The growers at Kube-Pak have more poinsettia-growing capacity than they use. “We’re only doing 2?3 of our facility on poinsettias,” said Swanekamp. “One third is not used at all.” He pointed out that growing more doesn’t always equate to making more money: “You can grow more but you won’t make any money on it because there’s so much out there that the price drops to nothing.” The Kube-Pak philosophy is to have some empty houses and sell out at full price instead of having completely full houses but needing to discount to sell the product.
In terms of the overall market, Swanekamp believes the industry can raise prices on poinsettias by working together. “The best thing we can do as an industry to raise poinsettia prices is cut production,” he explained. By cutting production, growers will create a shortage and therefore, will be able to name their prices. Of course, the cycle of supply and demand is difficult to break. “It’s hard,” said Swanekamp, “We’ve been in a position of overproduction, and the big boxes know it. So sometimes you have to make the choice to say this is not a sale that I want because the price is too cheap.”
Success and change don’t come overnight. Kube-Pak’s systems have been coming together for many years: They started direct sticking roughly 30 years ago, and Swanekamp tackled each area as it was necessary. “All of these different points, they’re constantly coming at you,” he explained. The trick is to keep up with the ebb and flow of business and focus on what is necessary at the time. For instance, he focused on sales in the beginning when Kube-Pak started doing poinsettias.
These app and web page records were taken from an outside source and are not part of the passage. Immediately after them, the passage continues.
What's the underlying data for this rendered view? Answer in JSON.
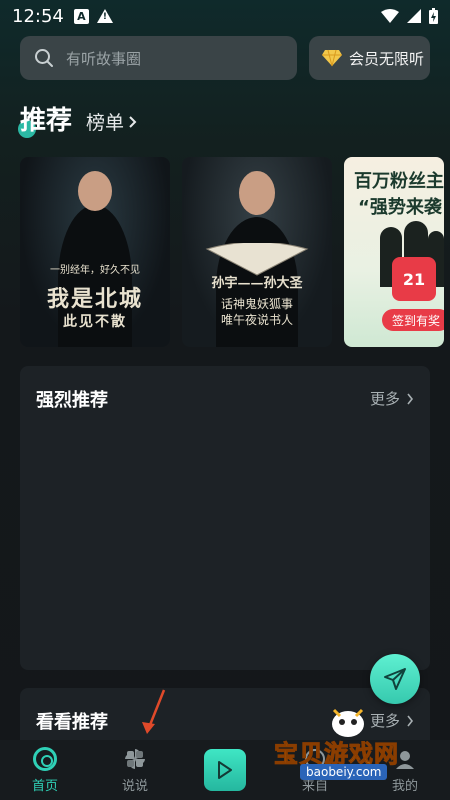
{
  "status_bar": {
    "time": "12:54",
    "icon_a": "A",
    "warn": "!"
  },
  "header": {
    "search_placeholder": "有听故事圈",
    "vip_label": "会员无限听"
  },
  "tabs": {
    "active": "推荐",
    "rank": "榜单"
  },
  "banners": [
    {
      "subtitle": "一别经年，好久不见",
      "title": "我是北城",
      "line": "此见不散"
    },
    {
      "title": "孙宇——孙大圣",
      "line1": "话神鬼妖狐事",
      "line2": "唯午夜说书人"
    },
    {
      "title1": "百万粉丝主",
      "title2": "“强势来袭",
      "calendar": "21",
      "button": "签到有奖"
    }
  ],
  "cards": [
    {
      "title": "强烈推荐",
      "more": "更多"
    },
    {
      "title": "看看推荐",
      "more": "更多"
    }
  ],
  "bottom_nav": [
    {
      "label": "首页",
      "active": true,
      "icon": "home-icon"
    },
    {
      "label": "说说",
      "active": false,
      "icon": "pinwheel-icon"
    },
    {
      "label": "",
      "active": false,
      "icon": "play-icon"
    },
    {
      "label": "来自",
      "active": false,
      "icon": "discover-icon"
    },
    {
      "label": "我的",
      "active": false,
      "icon": "profile-icon"
    }
  ],
  "watermark": {
    "text": "宝贝游戏网",
    "url": "baobeiy.com"
  },
  "colors": {
    "accent": "#2fd0b6",
    "card_bg": "#1d2226",
    "arrow": "#e04a2a"
  }
}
After securing sales, the focus turned to efficiency and so on. Over time, Swanekamp put together the efficient top-to-bottom poinsettia system that brings Kube-Pak success today.